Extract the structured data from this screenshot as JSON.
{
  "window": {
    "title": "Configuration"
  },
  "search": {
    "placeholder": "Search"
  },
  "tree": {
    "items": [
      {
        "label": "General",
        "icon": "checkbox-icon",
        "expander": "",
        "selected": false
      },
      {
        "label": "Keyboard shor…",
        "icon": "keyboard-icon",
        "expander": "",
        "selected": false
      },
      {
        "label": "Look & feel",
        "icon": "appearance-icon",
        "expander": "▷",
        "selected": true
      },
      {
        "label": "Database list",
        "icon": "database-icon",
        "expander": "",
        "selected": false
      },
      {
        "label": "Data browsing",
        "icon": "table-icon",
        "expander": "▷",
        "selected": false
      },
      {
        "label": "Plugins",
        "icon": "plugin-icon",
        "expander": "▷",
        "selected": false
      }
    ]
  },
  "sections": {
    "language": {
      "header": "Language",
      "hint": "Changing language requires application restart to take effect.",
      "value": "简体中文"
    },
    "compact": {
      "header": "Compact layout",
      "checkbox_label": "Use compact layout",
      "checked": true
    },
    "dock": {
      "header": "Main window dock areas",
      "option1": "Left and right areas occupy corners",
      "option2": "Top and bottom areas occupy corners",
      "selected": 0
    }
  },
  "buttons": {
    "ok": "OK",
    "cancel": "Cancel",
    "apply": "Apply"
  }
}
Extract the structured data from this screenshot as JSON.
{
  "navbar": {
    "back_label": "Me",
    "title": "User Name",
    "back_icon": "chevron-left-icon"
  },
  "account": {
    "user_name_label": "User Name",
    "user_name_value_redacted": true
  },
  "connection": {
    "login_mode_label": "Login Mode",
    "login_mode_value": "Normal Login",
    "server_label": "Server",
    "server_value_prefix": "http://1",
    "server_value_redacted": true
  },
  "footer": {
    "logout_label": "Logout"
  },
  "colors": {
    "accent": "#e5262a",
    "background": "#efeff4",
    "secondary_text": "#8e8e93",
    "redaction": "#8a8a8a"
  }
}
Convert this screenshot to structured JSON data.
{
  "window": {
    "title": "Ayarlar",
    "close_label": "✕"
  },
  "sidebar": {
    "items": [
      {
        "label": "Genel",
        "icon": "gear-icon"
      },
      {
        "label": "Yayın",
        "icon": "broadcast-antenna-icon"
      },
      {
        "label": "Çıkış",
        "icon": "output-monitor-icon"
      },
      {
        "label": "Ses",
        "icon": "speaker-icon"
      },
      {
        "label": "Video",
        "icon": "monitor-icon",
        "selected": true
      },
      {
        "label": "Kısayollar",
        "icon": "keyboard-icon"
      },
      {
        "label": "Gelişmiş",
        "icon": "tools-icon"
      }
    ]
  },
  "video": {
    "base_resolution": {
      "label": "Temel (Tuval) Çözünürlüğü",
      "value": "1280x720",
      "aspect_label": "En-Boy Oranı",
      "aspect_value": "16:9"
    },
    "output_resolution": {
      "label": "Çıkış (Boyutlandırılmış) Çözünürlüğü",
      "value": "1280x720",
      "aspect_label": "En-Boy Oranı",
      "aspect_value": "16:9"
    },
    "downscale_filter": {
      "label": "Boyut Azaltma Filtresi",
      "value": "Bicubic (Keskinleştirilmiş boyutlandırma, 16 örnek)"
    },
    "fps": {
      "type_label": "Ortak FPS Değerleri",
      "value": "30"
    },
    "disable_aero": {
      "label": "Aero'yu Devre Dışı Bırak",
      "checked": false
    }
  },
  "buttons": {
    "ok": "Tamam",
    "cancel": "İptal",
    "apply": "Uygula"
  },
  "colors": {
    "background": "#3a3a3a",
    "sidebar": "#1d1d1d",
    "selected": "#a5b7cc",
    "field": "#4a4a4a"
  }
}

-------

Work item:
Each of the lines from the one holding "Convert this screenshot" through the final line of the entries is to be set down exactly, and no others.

Response to the task:
Convert this screenshot to structured JSON data.
{
  "window": {
    "title": "Ayarlar",
    "close_label": "✕"
  },
  "sidebar": {
    "items": [
      {
        "label": "Genel",
        "icon": "gear-icon"
      },
      {
        "label": "Yayın",
        "icon": "broadcast-antenna-icon"
      },
      {
        "label": "Çıkış",
        "icon": "output-monitor-icon"
      },
      {
        "label": "Ses",
        "icon": "speaker-icon"
      },
      {
        "label": "Video",
        "icon": "monitor-icon",
        "selected": true
      },
      {
        "label": "Kısayollar",
        "icon": "keyboard-icon"
      },
      {
        "label": "Gelişmiş",
        "icon": "tools-icon"
      }
    ]
  },
  "video": {
    "base_resolution": {
      "label": "Temel (Tuval) Çözünürlüğü",
      "value": "1280x720",
      "aspect_label": "En-Boy Oranı",
      "aspect_value": "16:9"
    },
    "output_resolution": {
      "label": "Çıkış (Boyutlandırılmış) Çözünürlüğü",
      "value": "1280x720",
      "aspect_label": "En-Boy Oranı",
      "aspect_value": "16:9"
    },
    "downscale_filter": {
      "label": "Boyut Azaltma Filtresi",
      "value": "Bicubic (Keskinleştirilmiş boyutlandırma, 16 örnek)"
    },
    "fps": {
      "type_label": "Ortak FPS Değerleri",
      "value": "30"
    },
    "disable_aero": {
      "label": "Aero'yu Devre Dışı Bırak",
      "checked": false
    }
  },
  "buttons": {
    "ok": "Tamam",
    "cancel": "İptal",
    "apply": "Uygula"
  },
  "colors": {
    "background": "#3a3a3a",
    "sidebar": "#1d1d1d",
    "selected": "#a5b7cc",
    "field": "#4a4a4a"
  }
}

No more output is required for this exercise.